Prince Protect Box Art

What

Princesses Erin and Daphne are in trouble! An army of evil ninjas have come to steal their stash of boyfriends! Help them fend the endless army off for great justice!

Prince Protect is a “boyfriend-defense” arcade game Daniel made during the summer of 2012. One to two players attempt to keep a set of princes safe from waves of ninjas as long as they can. The initial mechanic is basically a beat-em-up, but players can also strategically place colored barriers around the play area. If a tetromino (or larger) of barriers are placed together, they’ll transform into some item that the player(s) can use to their advantage. The concepts for the gameplay mechanics were borrowed from The Legend of Zelda and Puyo Puyo.

You can also save high scores with names that are rude words.

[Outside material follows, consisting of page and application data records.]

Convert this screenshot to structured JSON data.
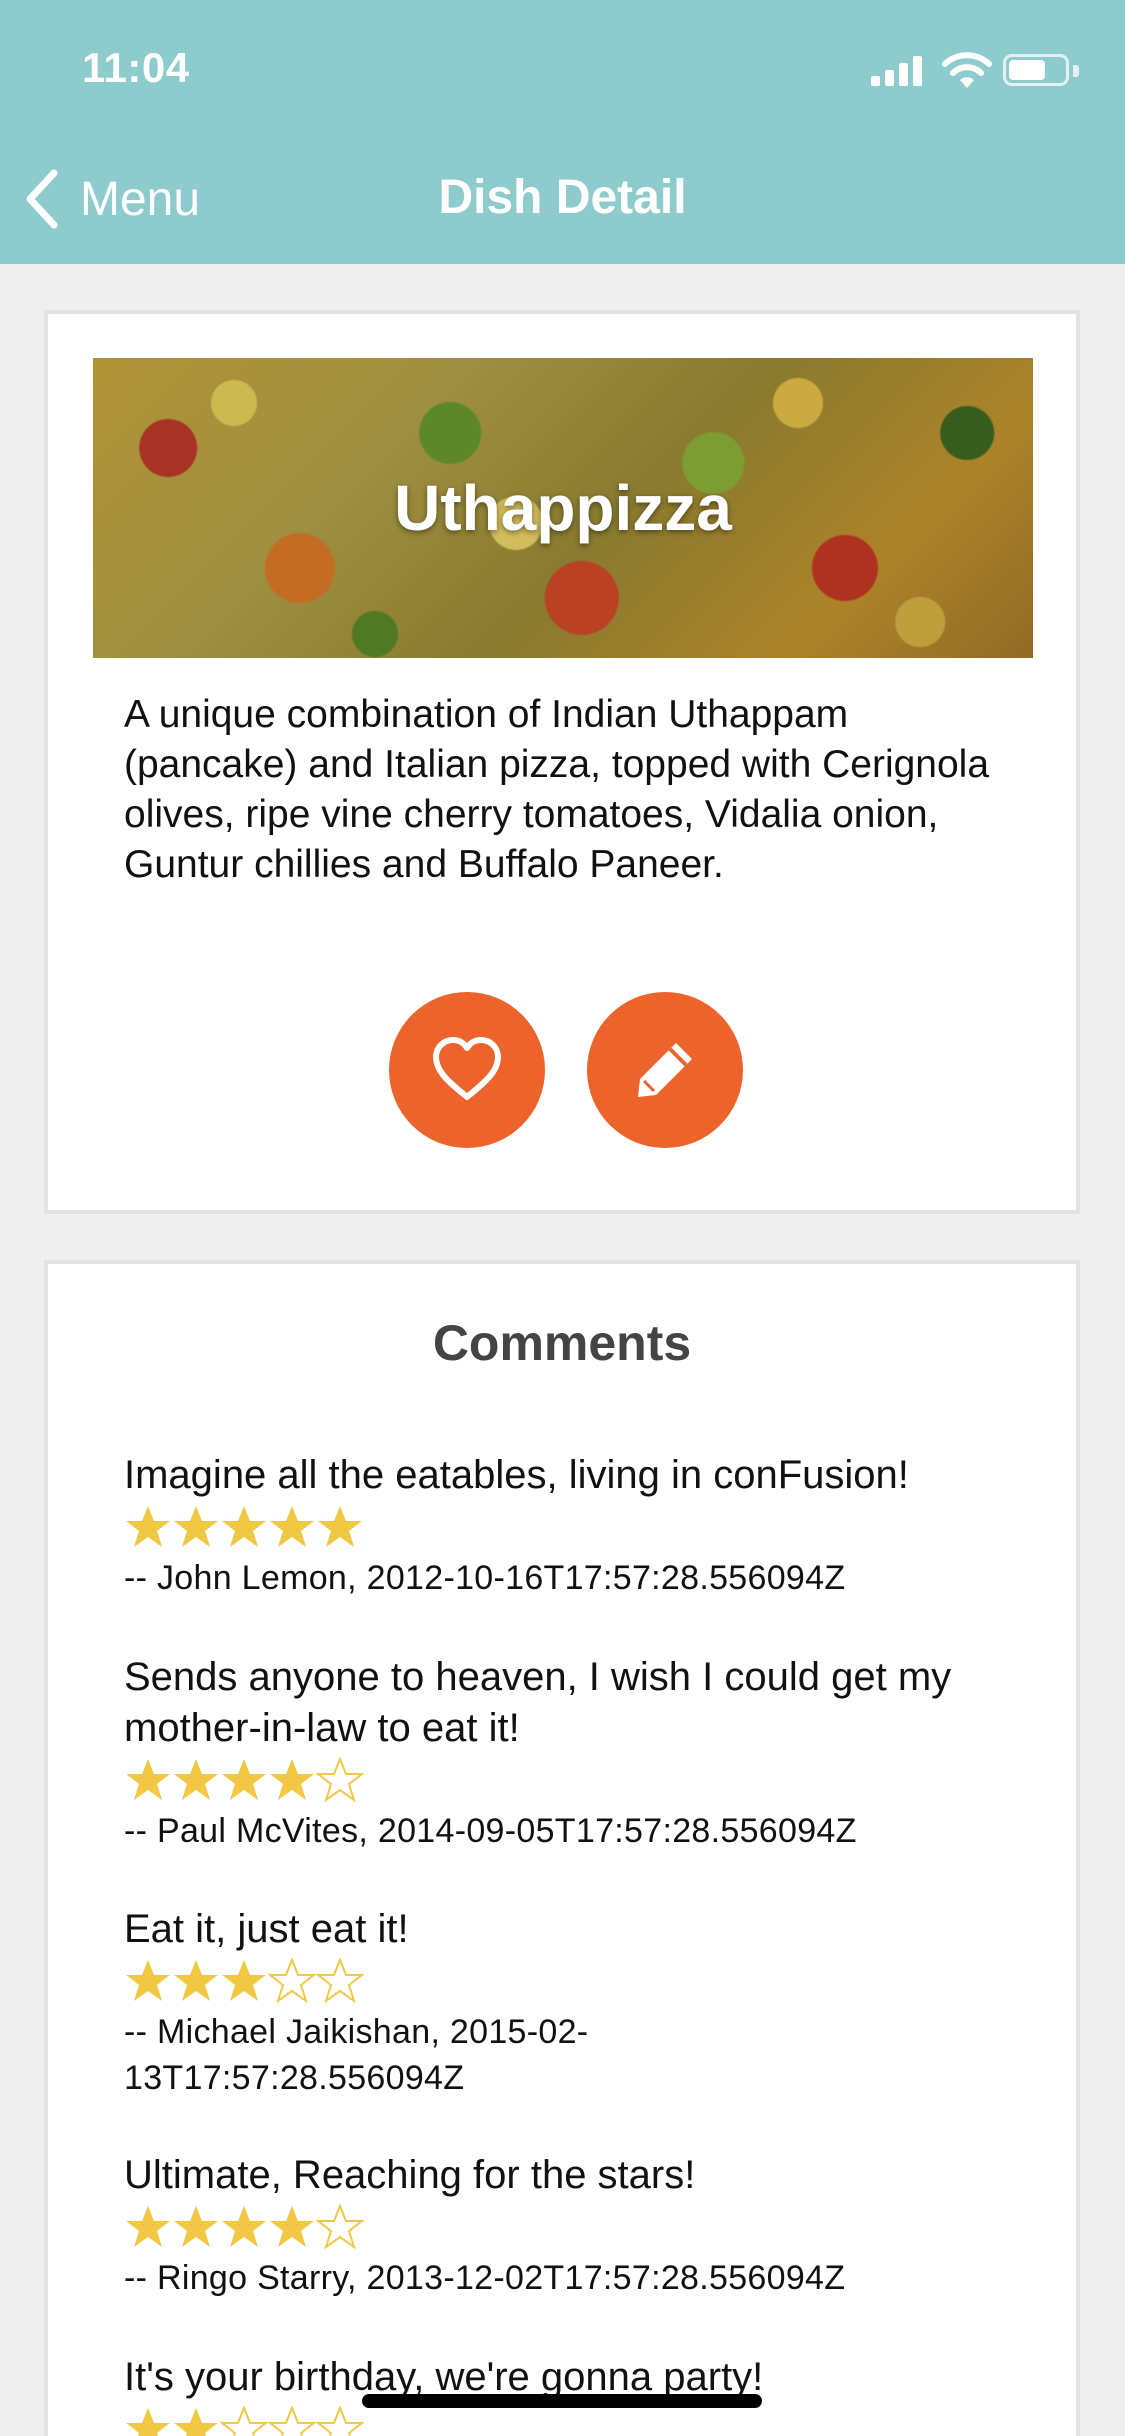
{
  "status_bar": {
    "time": "11:04"
  },
  "nav": {
    "back_label": "Menu",
    "title": "Dish Detail"
  },
  "dish": {
    "name": "Uthappizza",
    "description": "A unique combination of Indian Uthappam (pancake) and Italian pizza, topped with Cerignola olives, ripe vine cherry tomatoes, Vidalia onion, Guntur chillies and Buffalo Paneer.",
    "favorite_icon": "heart-outline-icon",
    "edit_icon": "pencil-icon"
  },
  "comments": {
    "title": "Comments",
    "items": [
      {
        "text": "Imagine all the eatables, living in conFusion!",
        "rating": 5,
        "meta": "-- John Lemon, 2012-10-16T17:57:28.556094Z"
      },
      {
        "text": "Sends anyone to heaven, I wish I could get my mother-in-law to eat it!",
        "rating": 4,
        "meta": "-- Paul McVites, 2014-09-05T17:57:28.556094Z"
      },
      {
        "text": "Eat it, just eat it!",
        "rating": 3,
        "meta": "-- Michael Jaikishan, 2015-02-13T17:57:28.556094Z"
      },
      {
        "text": "Ultimate, Reaching for the stars!",
        "rating": 4,
        "meta": "-- Ringo Starry, 2013-12-02T17:57:28.556094Z"
      },
      {
        "text": "It's your birthday, we're gonna party!",
        "rating": 2,
        "meta": ""
      }
    ]
  },
  "colors": {
    "header": "#8dcbcc",
    "accent": "#ec642c",
    "star": "#f2c744",
    "background": "#efefef"
  }
}
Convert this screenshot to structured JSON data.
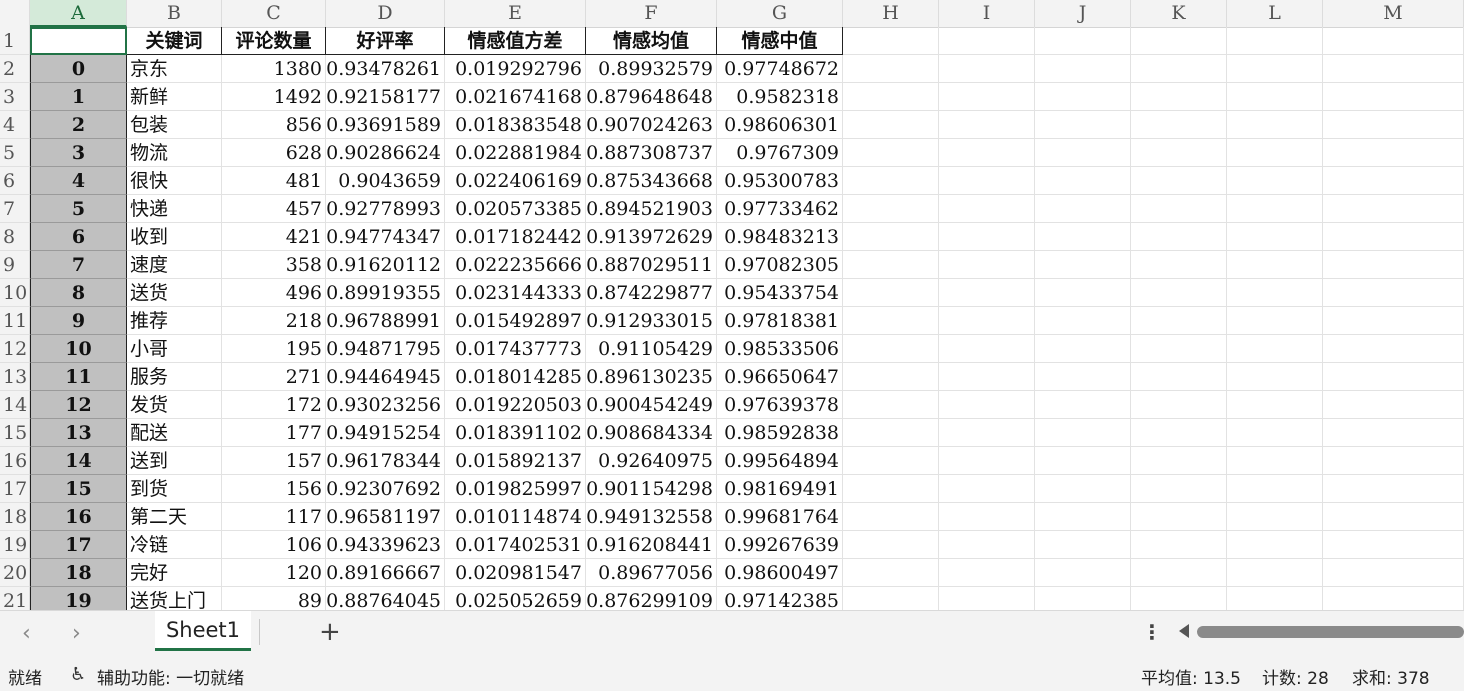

Screenshots

pp_screen2pp_screen1 pp_screen3

Download

You can download a ZIP file of the game below. Right now it’s only for Windows. Just extract and run.

(download here)

Check it out on GitHub here. It’s open source, and the assets can be re-used non-commercial.

Postmortem

The duration of the project happened over the summer while I was working a co-op at Research in Motion (now known as Blackberry). I’d spend the day working in C/C++, then spend my time developing in C/C++ for the evenings! Talk about madness, right? Regardless, I didn’t find it discouraging or tiring to the point of where I didn’t want to go on. Good work/life balance was key. Being a carefree twentysomething with few responsibilities for the summer really helped with that!

The game was coded in C and SDL almost unintentionally. I was taking a train-ride between cities to meet a friend for Canada’s May long weekend. I started prototyping a silly little blue square that clicked around a board and kept building off of it. Initially work on it was whimsical and organic. As the game began to take form and the summer was waning, I started putting hard requirements and features to get everything done that I wanted. Making a to-do list is key for finishing projects. It lets you know when parts of your game are done and helps you decide when you need to cut things to meet a deadline.

This was the first time I really attempted some degree of software engineering in a personal project, especially in a language like C. Working at Blackberry alongside professionals who were good at this kind of stuff really pushed me to organize my code into modules from the start. It’s not 100% if you look on GitHub, but having the game all in one file or organized like TREPANG would have been incredibly difficult. Abstracting the keyboard control code and audio processing from the game logic really made a difference. The methods can sometimes be long, and a little redundant, but the overall complexity of the running code is kept decent by applying this rule:

  • Always program what to do, never how you’re going to do it.

I tried to get a friend to make the sprites at one time, but in the end I produced all the assets myself. I’m not much of a visual artist (sadly!), so the sprites looked a little crappy. Music was done with Autotracker-C and custom instruments. Sound effects were quickly hacked together with SFXR. These audio creation tools have to be some of the most useful things to an aspiring game developer who cannot make music to save his or her life.

Derek Yu calls his company Mossmouth, because his favorite part of the game is putting the “moss” on. I think what he means is the polish and tweaks that one adds towards the end of the development cycle. Adding detail for Prince Protect was a lot of fun too and had a lot of impact towards the feel of the game. Specs of blood flying around, or black curtain wipes on opening/closing the game made it feel more complete. It’s funny telling yourself while working “wait, this actually kind of looks like a damn video game!”

I’m not driven to work on Prince Protect further, as it was mostly a product of my lifestyle while on co-op. If I found myself developing it for another month, I’d do some surgery to the code (and title screen UI!) and make a decent tutorial. The player doesn’t really understand what to do when they start a session for the first time, nor what keys to press. My time budget and goals had me sacrifice accessibility to make the game feel “complete” in my eyes.

Regardless, finishing a project and being happy (enough!) with the end really boosted my professional confidence. I showed it off at a table for the gamedev club at school in the fall with some gamepads. A few people took the time to play it and some even had fun! Seeing them smile or giggle at the silly action still feels satisfying today.